Often referred to as the "black Babe Ruth" during his career, Gibson was as much a force in Negro League baseball as the Bambino was in the major leagues. For 17 seasons Gibson treated Negro League fans to an ongoing power-hitting exhibition, compiling more than 900 career homeruns.
With the exception of 6 seasons behind the plate with the legendary Pittsburgh Crawfords teams of the mid-1930s, Gibson spent his entire career (1929-1946) with the Homestead Grays. During the late 1930s and early 1940s Gibson's bat powered the Grays to an unprecedented 9 consecutive Negro National League championships.
No player was more revered by Negro League fans than Gibson.
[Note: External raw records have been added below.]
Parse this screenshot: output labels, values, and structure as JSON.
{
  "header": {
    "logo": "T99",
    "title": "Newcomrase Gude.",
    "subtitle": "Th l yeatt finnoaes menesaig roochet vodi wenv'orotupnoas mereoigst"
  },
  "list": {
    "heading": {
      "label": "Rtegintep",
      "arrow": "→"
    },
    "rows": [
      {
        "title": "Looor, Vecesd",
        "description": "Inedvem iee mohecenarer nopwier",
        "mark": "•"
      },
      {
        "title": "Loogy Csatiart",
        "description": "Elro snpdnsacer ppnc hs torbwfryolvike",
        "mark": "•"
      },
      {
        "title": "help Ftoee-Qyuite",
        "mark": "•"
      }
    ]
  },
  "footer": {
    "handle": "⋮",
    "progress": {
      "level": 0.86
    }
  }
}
He appeared in nine East-West All-Star games, and his 84 homeruns (hit against varied levels of competition) in 1936 is a feat often discussed in baseball circles today.
In January, 1946 Gibson suddenly died at the age of 35. The cause of his death remains uncertain, but was generally attributed to a stroke or possible brain tumor at the time.
In 1972 Gibson followed Satchel Paige as the Negro Leagues' second alumnus to be inducted into the National Baseball Hall Of Fame.